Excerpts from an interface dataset
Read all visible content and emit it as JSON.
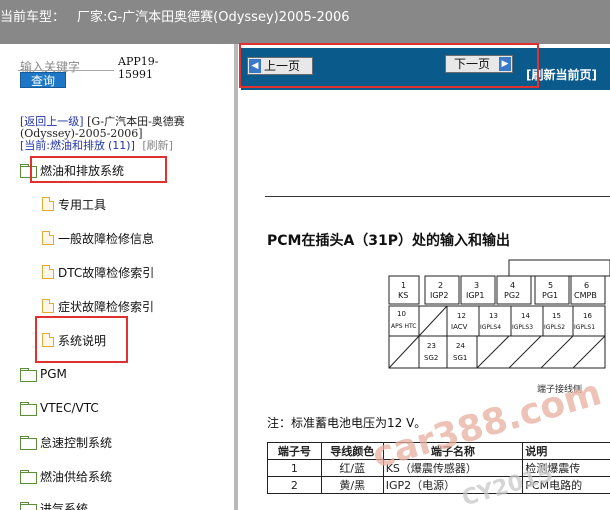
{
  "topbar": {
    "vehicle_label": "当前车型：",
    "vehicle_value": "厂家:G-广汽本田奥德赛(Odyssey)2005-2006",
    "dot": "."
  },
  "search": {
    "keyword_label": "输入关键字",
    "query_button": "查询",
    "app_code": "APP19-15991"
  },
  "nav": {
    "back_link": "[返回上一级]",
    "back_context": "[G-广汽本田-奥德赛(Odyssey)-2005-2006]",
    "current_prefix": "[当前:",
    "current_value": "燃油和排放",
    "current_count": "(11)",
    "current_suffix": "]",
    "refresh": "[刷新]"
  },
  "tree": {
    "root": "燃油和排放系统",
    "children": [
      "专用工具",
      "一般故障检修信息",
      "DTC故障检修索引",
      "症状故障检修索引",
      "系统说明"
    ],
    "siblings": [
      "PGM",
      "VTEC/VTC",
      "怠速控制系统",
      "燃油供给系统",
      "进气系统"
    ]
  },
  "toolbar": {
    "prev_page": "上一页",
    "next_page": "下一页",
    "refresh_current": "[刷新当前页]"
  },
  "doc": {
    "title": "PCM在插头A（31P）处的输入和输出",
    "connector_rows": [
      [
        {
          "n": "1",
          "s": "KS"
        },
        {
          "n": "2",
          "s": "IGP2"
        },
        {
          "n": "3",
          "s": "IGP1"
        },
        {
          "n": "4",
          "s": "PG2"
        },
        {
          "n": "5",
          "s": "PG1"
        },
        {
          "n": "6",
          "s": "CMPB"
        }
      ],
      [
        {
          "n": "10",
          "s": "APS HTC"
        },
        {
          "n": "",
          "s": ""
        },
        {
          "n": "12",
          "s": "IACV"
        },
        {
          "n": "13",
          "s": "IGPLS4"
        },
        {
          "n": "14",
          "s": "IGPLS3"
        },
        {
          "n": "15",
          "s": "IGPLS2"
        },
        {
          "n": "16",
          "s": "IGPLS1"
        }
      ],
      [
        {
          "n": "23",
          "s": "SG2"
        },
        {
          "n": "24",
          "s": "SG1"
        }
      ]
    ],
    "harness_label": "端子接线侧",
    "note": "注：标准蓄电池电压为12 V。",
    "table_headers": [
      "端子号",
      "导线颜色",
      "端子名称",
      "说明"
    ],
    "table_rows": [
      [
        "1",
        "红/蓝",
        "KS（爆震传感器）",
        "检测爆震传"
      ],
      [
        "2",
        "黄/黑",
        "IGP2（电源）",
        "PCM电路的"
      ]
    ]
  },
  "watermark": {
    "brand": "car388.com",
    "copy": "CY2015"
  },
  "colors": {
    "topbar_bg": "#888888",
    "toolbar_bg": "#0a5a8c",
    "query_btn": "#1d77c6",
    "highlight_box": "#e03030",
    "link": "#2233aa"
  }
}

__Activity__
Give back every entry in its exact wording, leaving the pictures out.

__Output for this exercise__
Read all visible content and emit it as JSON.
{
  "topbar": {
    "vehicle_label": "当前车型：",
    "vehicle_value": "厂家:G-广汽本田奥德赛(Odyssey)2005-2006",
    "dot": "."
  },
  "search": {
    "keyword_label": "输入关键字",
    "query_button": "查询",
    "app_code": "APP19-15991"
  },
  "nav": {
    "back_link": "[返回上一级]",
    "back_context": "[G-广汽本田-奥德赛(Odyssey)-2005-2006]",
    "current_prefix": "[当前:",
    "current_value": "燃油和排放",
    "current_count": "(11)",
    "current_suffix": "]",
    "refresh": "[刷新]"
  },
  "tree": {
    "root": "燃油和排放系统",
    "children": [
      "专用工具",
      "一般故障检修信息",
      "DTC故障检修索引",
      "症状故障检修索引",
      "系统说明"
    ],
    "siblings": [
      "PGM",
      "VTEC/VTC",
      "怠速控制系统",
      "燃油供给系统",
      "进气系统"
    ]
  },
  "toolbar": {
    "prev_page": "上一页",
    "next_page": "下一页",
    "refresh_current": "[刷新当前页]"
  },
  "doc": {
    "title": "PCM在插头A（31P）处的输入和输出",
    "connector_rows": [
      [
        {
          "n": "1",
          "s": "KS"
        },
        {
          "n": "2",
          "s": "IGP2"
        },
        {
          "n": "3",
          "s": "IGP1"
        },
        {
          "n": "4",
          "s": "PG2"
        },
        {
          "n": "5",
          "s": "PG1"
        },
        {
          "n": "6",
          "s": "CMPB"
        }
      ],
      [
        {
          "n": "10",
          "s": "APS HTC"
        },
        {
          "n": "",
          "s": ""
        },
        {
          "n": "12",
          "s": "IACV"
        },
        {
          "n": "13",
          "s": "IGPLS4"
        },
        {
          "n": "14",
          "s": "IGPLS3"
        },
        {
          "n": "15",
          "s": "IGPLS2"
        },
        {
          "n": "16",
          "s": "IGPLS1"
        }
      ],
      [
        {
          "n": "23",
          "s": "SG2"
        },
        {
          "n": "24",
          "s": "SG1"
        }
      ]
    ],
    "harness_label": "端子接线侧",
    "note": "注：标准蓄电池电压为12 V。",
    "table_headers": [
      "端子号",
      "导线颜色",
      "端子名称",
      "说明"
    ],
    "table_rows": [
      [
        "1",
        "红/蓝",
        "KS（爆震传感器）",
        "检测爆震传"
      ],
      [
        "2",
        "黄/黑",
        "IGP2（电源）",
        "PCM电路的"
      ]
    ]
  },
  "watermark": {
    "brand": "car388.com",
    "copy": "CY2015"
  },
  "colors": {
    "topbar_bg": "#888888",
    "toolbar_bg": "#0a5a8c",
    "query_btn": "#1d77c6",
    "highlight_box": "#e03030",
    "link": "#2233aa"
  }
}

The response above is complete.